- Set clear expectations of performance and codify them in a technical agreement.
- Use a digital platform to track—transparently—key performance indicators.
- Visits aren’t enough: Embed staff into the replicating organization for a substantial period of time.
- Have replicator staff people come to shadow BOMA staff.
- Provide tapered support training for longer than you expect.
- Be willing to walk away if the ability and commitment aren’t there.
Notice what this says about the role of original innovators. If they really want to go to scale, they have to become active facilitators of their own replication. They have to shift from working exclusively as direct doer to taking on at least a partial role as teacher and supporter. They need to package up their model as a systematic, doable intervention (including the systems that make it doable) and “sell” it to those most able to replicate it at scale. They then have to support—often intensively—the successful implementation of the model. For many organizations, this shift from doer to supporter represents a sea change that can be traumatic; innovators must be anticipate and manage it carefully.
As a replicator, there is still plenty of creative work to do in terms of iteration and efficiency, not to mention the kind of top-down policy work required to successfully scale-up of anything. In that sense, everybody gets to innovate.
There may be useful franchising or licensing arrangements to be had here, but whatever. People get way too hung up on that stuff, and intellectual property is largely irrelevant in the social sector anyway: Execution is everything. The important thing is to develop, prove, and scale a model.
Similarly, getting credit—and its obvious role in fundraising—often creates conflict as the work transfers from one doer to another. Get over it. For ventures, having someone else scale up your idea should be your dream. As long as the BINGO doesn’t screw it up, you should be stoked. For BINGOs, it’s rare that anything but good comes from giving credit where it is due. For both, if your communications people are worth what you pay them, they ought to be able to figure out how to authentically market a successful scale-up to your advantage.

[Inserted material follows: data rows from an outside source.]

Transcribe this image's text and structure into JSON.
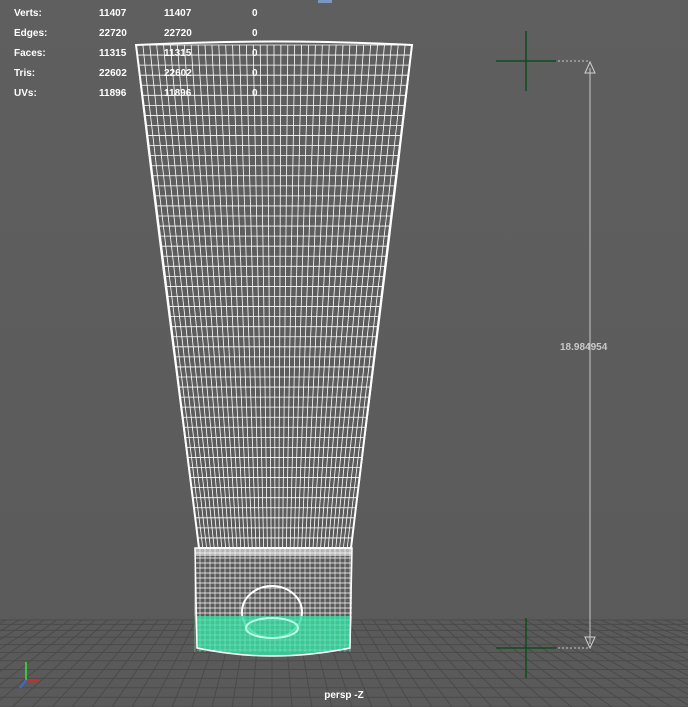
{
  "hud": {
    "rows": [
      {
        "label": "Verts:",
        "v1": "11407",
        "v2": "11407",
        "v3": "0"
      },
      {
        "label": "Edges:",
        "v1": "22720",
        "v2": "22720",
        "v3": "0"
      },
      {
        "label": "Faces:",
        "v1": "11315",
        "v2": "11315",
        "v3": "0"
      },
      {
        "label": "Tris:",
        "v1": "22602",
        "v2": "22602",
        "v3": "0"
      },
      {
        "label": "UVs:",
        "v1": "11896",
        "v2": "11896",
        "v3": "0"
      }
    ]
  },
  "measure": {
    "distance": "18.984954"
  },
  "camera": {
    "label": "persp -Z"
  },
  "colors": {
    "background": "#5e5e5e",
    "wire": "#ffffff",
    "selected_wire": "#3ad9a2",
    "grid": "#4a4a4a",
    "locator": "#0e4d1e",
    "axis_x": "#d12a2a",
    "axis_y": "#3cc43c",
    "axis_z": "#3a6ad6"
  }
}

Innovation gets all the press and prizes. It shouldn’t. World-changing impact at scale comes from the hard work of high-quality replication. BINGOs can and should do it, and they ought to get the money they need and recognition they deserve. In the long run, innovators and replicators are utterly dependent on each other. Each has to do the thing they do best if we are going to make a serious dent in the problems we’ve all set out to solve.